Government approves three billion shekel plan to boost climate tech
Targets set for 2026 include doubling registered patents, startups, and pilot projects carried out on state infrastructure
Sue Surkes is The Times of Israel's environment reporter.
The government on Sunday approved an NIS three billion ($870 million) plan to boost climate innovation.
The move follows the completion of a detailed report (Hebrew) by an inter-ministerial team, led by the directors of the Science and Technology, Environmental Protection, and Energy ministries, and the director general of the Innovation Authority.
Prime Minister Naftali Bennett has often said that developing technology to mitigate and adapt to climate change is the best way that Israel can contribute globally to the climate battle.
Underlining the need for government support, Science and Innovation Minister Orit Farkash-Hacohen said that Israeli tech sector today focuses mainly on communications, finance, and cyber, and less on climate tech — an umbrella term that includes technologies for clean energy, transportation, water treatment, food manufacturing, waste reduction, and supply chain improvements.
In December, PLANETech, an Israeli nonprofit innovation community focused on climate change technologies, reported that Israeli climate tech companies had attracted more than $2.2 billion in investments over the course of 2021, 57 percent more than in 2020.
However, according to the new inter-ministerial report, investors are less willing to put their money into climate initiatives because they are relatively high risk and their profits are too long-term.
The report presents data from a German government review that predicts that the global environmental tech market will double in value from 4.6 billion euros in 2020 to 9.4 billion euros in 2030, growing by an average of 7.5% annually.
The main areas of growth, according to the German review, are in energy — renewable energy, storage, and distribution, and energy efficiency — sustainable transportation, advanced industrial production, and water management.
Using PLANETech data, the inter-ministerial report said that out of 1,200 companies involved in climate tech in Israel, 637 are startups or companies still growing.
Out of 20 fields of climate tech, the most popular are renewable energy, followed by technology in smart agriculture, efficient water infrastructure, and sustainable infrastructure.
Looking at fields in which Israeli climate technology is already having a global impact, the report singles out cultured meat and alternative proteins, irrigation systems, precision agriculture, desalination, water management, sustainable transportation, and solar energy.
It adds that Israeli climate tech is already benefitting from a range of technologies that Israeli companies have developed for other applications, such as computer programming, artificial intelligence, remote sensors, and drones.
Money and regulations are among the main obstacles to the growth of climate tech, the report finds.
Climate-related product development is complex, takes many years, and is often based on hardware, which is costly to develop and carries a high risk, it says.
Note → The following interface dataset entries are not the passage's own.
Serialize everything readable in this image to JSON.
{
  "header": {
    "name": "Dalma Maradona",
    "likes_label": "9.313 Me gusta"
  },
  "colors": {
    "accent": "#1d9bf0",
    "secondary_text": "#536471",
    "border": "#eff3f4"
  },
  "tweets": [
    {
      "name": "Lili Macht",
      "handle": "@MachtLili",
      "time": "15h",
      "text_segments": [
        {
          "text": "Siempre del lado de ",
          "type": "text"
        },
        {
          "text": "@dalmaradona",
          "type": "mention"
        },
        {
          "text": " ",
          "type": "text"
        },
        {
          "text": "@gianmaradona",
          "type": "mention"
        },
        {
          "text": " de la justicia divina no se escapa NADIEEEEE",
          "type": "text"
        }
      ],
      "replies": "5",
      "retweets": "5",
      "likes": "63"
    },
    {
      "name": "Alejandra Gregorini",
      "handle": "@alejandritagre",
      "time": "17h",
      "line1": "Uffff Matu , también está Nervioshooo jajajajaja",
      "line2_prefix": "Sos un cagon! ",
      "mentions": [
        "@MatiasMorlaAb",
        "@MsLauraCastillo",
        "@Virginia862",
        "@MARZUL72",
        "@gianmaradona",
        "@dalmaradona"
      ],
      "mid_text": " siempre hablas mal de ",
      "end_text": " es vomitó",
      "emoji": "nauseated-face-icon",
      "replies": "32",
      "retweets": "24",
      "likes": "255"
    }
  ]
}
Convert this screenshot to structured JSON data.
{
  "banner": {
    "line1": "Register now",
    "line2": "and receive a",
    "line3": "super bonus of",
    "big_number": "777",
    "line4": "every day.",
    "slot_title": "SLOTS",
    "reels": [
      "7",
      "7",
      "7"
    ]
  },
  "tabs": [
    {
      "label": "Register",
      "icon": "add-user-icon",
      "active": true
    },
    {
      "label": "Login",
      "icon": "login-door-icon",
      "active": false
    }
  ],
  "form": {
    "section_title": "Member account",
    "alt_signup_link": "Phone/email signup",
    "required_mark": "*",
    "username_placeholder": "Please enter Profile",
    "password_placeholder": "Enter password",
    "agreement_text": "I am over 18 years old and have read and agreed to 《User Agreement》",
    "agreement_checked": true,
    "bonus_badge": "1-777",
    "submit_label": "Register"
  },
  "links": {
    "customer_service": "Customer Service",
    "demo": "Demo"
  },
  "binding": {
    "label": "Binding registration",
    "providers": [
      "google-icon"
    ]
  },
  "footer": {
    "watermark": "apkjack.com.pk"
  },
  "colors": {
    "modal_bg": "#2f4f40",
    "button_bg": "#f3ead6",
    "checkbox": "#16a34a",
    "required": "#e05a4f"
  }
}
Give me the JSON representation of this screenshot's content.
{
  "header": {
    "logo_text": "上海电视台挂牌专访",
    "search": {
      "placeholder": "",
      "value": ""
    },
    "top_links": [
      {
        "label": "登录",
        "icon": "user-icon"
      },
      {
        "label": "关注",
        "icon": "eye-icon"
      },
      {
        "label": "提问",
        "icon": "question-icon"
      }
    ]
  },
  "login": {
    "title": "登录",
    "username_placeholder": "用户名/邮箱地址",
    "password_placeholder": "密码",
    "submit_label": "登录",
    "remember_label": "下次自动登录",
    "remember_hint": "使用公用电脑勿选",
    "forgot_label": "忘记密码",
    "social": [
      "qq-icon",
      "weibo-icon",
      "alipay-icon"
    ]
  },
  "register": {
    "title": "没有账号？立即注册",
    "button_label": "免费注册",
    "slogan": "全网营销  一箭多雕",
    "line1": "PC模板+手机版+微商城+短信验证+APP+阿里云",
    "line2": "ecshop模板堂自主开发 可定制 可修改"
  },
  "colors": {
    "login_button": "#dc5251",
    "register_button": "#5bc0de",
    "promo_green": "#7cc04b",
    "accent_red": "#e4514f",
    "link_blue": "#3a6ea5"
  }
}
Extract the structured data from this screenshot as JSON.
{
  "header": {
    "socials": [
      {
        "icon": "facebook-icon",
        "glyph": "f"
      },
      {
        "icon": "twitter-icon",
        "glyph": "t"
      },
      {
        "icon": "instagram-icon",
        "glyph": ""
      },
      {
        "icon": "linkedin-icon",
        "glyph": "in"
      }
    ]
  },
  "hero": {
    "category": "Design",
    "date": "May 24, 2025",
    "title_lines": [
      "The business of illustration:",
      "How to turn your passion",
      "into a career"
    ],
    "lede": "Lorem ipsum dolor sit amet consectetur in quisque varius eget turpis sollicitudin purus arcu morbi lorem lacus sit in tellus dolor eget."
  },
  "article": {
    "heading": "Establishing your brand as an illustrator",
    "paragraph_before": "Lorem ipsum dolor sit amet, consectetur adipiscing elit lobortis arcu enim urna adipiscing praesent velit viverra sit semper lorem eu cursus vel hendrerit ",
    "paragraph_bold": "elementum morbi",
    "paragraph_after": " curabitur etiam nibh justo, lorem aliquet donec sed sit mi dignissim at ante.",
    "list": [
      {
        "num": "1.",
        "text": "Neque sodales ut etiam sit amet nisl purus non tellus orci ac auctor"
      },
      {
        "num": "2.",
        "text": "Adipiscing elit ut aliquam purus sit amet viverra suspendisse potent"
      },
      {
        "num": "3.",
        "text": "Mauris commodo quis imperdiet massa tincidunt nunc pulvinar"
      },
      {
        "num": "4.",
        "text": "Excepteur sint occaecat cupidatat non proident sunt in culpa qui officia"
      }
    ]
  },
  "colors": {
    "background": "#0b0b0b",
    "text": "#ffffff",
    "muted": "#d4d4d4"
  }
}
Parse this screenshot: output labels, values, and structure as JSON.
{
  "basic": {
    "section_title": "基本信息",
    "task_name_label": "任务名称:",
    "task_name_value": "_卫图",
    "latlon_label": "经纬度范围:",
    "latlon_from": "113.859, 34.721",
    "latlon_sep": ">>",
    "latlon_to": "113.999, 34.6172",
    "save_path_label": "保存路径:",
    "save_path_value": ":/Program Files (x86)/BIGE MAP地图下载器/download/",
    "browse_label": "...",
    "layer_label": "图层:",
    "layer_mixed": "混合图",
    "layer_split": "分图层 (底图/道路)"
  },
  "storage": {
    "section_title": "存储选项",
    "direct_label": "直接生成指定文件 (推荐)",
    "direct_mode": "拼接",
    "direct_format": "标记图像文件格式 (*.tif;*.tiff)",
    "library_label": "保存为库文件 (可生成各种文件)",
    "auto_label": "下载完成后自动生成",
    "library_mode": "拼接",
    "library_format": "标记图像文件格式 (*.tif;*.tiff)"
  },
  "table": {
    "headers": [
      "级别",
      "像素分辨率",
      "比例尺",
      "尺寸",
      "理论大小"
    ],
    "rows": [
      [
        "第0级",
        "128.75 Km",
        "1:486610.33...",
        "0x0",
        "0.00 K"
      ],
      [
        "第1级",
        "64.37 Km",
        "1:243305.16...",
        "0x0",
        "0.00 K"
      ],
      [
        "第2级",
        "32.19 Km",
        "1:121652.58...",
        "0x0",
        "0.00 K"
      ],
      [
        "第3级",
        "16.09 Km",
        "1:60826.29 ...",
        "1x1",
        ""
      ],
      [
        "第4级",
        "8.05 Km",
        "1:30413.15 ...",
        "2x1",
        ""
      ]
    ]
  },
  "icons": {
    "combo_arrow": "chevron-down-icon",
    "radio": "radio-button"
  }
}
It needs long-term, relatively high investment, even before proof of concept, as compared, for example, with programming-based products, and companies have to absorb losses before reaching the point at which they can scale up their products and turn a profit.
A survey of 182 companies carried out for the report by the Innovation Authority showed that access to money was the main problem for 72% of respondents and that government investment was their most significant source of income.
Difficulties scaling up were reported by 28% of companies, with expansion proving difficult for several years after successful pilots.
Three in ten respondents said that regulations negatively impacted their growth.
The report said that local companies were insufficiently exposed to international climate technology because out of 368 international high-tech R&D centers in Israel, just 16 deal with the environment.
The document sets out a range of goals that include expanding basic and applied research in academia and commercializing it, incentivizing the creation of new startup companies, creating the right kind of regulatory environment, integrating Israeli tech into the state’s infrastructure, and turning Israel into a leading tech hub internationally.
Targets for 2026, compared with a 2021 baseline, are to double the number of applied research projects, registered patents, and initiatives taken up by startups or established companies. The number of startups during this period is to double from 55 to 110.
The number of pilot projects carried out on state infrastructure is also to double, from 35 to 70, with the help of public funds or regulatory changes.
The report proposes a target of raising 50 rounds of investment of at least $10 million, up from 20 last year, establishing 10 Israeli venture capital firms specializing in climate, compared with just one today, doubling to 40 the number of foreign venture capital companies in Israel that specialize in the environment, and taking the number of corporate funds active in the environment from 25 last year to 50 in 2026.